Despite the obvious overreach of the security cloak, investors will need to carefully consider their exposure to China using these types of funds.

This will also impact direct investment. I hold direct investment in Shanghai-listed Hygon Information Technology. It develops semiconductors for central processing units and AI. Applications include increasing the efficiency of electricity distribution across long distances and large networks. This helps deliver electrification to remote areas in China and Asia, but also in Australia. Potentially it could be subject to executive order bans because this may assist the military.

See also: Feel the pulse of real China at the street level

These investment restrictions go beyond financial market investment. The executive orders also limit or prohibit research, investment and cooperation, again aimed at potential dual-use technologies. By some estimates, China’s listed companies have a total of 3.08 million researchers and other staff working in R&D. Chinese carmaker BYD has the biggest R&D team of 69,697 staff, including 590 who hold doctorate degrees and 7,827 with master’s degrees.
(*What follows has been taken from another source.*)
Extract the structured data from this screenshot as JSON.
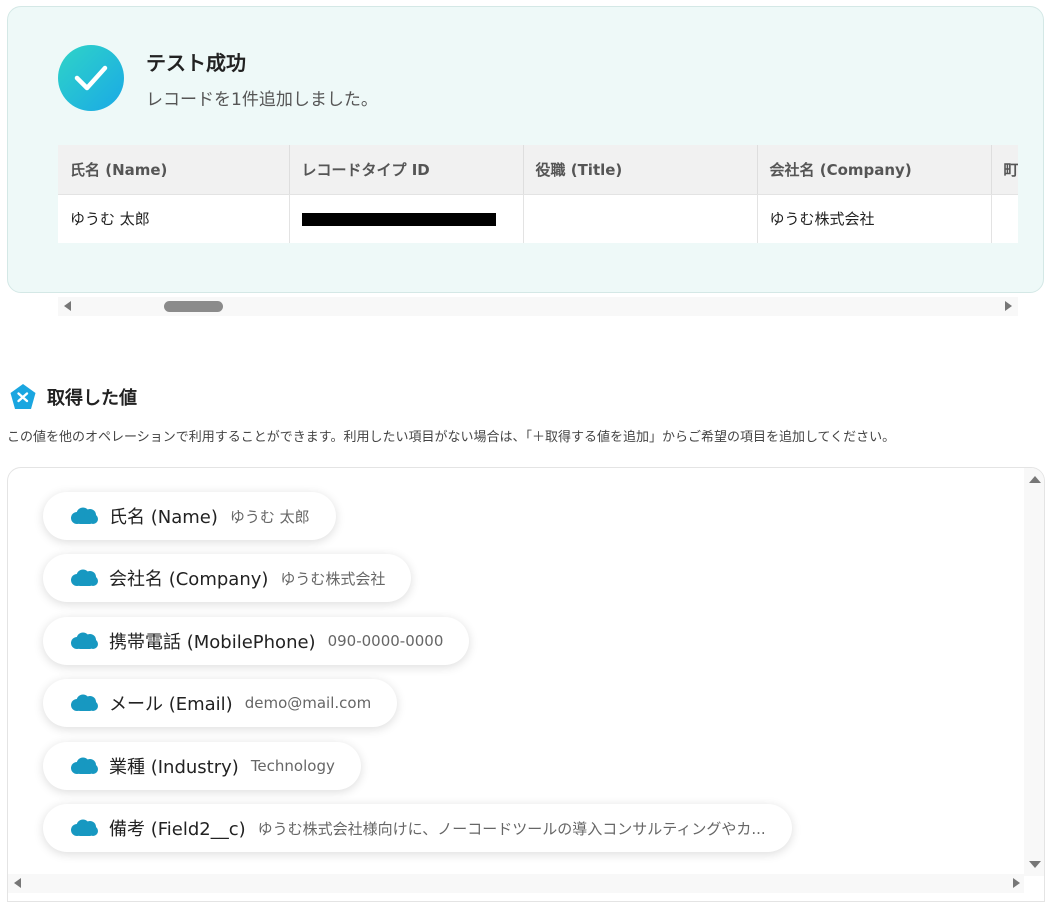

From a business perspective, this is a research engine worth tapping into and cooperating with. This is where real advances are being made in the digital economy and business investment cannot afford to ignore it. If Biden chooses to hobble US investment, so be it. Of more concern for business in our region is any attempt to broaden this reach.
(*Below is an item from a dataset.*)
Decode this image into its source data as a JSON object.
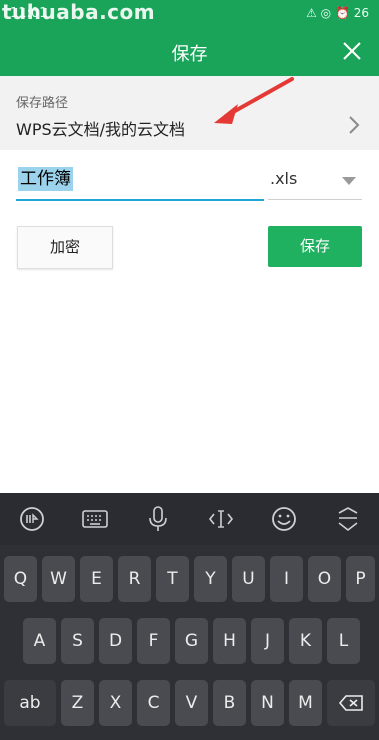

Technical outlook for the Shanghai market

As anticipated, the Shanghai Index is testing support near 3,160. It has dipped below this level but then closed at or near this support level. This is a common feature when markets test support.
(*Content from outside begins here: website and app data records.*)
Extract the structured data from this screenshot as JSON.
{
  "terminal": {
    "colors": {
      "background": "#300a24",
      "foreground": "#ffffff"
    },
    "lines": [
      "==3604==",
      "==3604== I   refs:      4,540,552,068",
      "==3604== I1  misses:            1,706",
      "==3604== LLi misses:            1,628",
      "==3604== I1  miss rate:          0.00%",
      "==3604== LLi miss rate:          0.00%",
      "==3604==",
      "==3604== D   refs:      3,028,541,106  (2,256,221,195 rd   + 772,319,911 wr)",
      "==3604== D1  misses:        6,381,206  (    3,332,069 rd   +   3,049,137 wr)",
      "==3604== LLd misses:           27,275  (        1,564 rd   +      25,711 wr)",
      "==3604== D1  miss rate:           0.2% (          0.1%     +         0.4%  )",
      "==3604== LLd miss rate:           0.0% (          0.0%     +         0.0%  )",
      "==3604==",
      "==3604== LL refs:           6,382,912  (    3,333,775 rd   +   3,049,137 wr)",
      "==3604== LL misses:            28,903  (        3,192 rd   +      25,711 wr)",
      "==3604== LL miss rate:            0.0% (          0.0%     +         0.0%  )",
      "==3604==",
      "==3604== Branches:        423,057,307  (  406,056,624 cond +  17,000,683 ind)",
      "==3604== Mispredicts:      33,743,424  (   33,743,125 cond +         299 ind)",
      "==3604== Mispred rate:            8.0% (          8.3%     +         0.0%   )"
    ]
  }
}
The 3,160 level is an important support feature that has defined market behaviour for nearly 12 months. It acted as a support level in March and July 2022, and then as a support level since June 2023. Failure of this support level has a downside target near 3,080.

The primary support level for the Shanghai Index is near the 3,280 level. The index has oscillated wildly around this level with a bias towards the downside. The late July rally took the index above this primary support line, before collapsing below the line. This suggests that the index may return to the sideways trading pattern that has hampered much of the index activity in the first six months of the year. The key behaviour is the ability to remain above support near 3,160.

For more stories about where money flows, click here for Capital Section

Historically, there has been extensive index activity between support near 3,220 and resistance near 3,280. This was a feature both of the market rise in the very early part of 2023, and also of the most recent market fall. This is the main trading band that has dominated the market activity. The upside and downside breakouts have reached their trading band projection targets, before returning to trade inside the main trading band.

The trading bands define the structure of the market, but they do not describe the behaviour of the market. The Guppy Multiple Moving Average (GMMA) indicator helps to identify this behaviour. The long-term GMMA compressed and quickly turned upwards as the rally developed.

The initial evaluation of the failed rally suggested that uptrend support was fading. This was confirmed when the long-term GMMA failed to expand. This indicated that investors were not buyers and did not support the new trend.

However, investor support for the index disappeared dramatically as the market collapsed at the end of last week. This confirmed weak investor support for the breakout. The collapse was not unexpected, but the size of the collapse was more of a surprise.

Daryl Guppy is an international financial technical analysis expert. He has provided weekly Shanghai Index analysis for mainland Chinese media for two decades. Guppy appears regularly on CNBC Asia and is known as “The Chart Man”. He is a former national board member of the Australia China Business Council. The writer owns China stock and index ETFs

Loading next article...
The Edge Singapore
Download The Edge Singapore App
Google playApple store play
Keep updated
Follow our social media
© 2024 The Edge Publishing Pte Ltd. All rights reserved.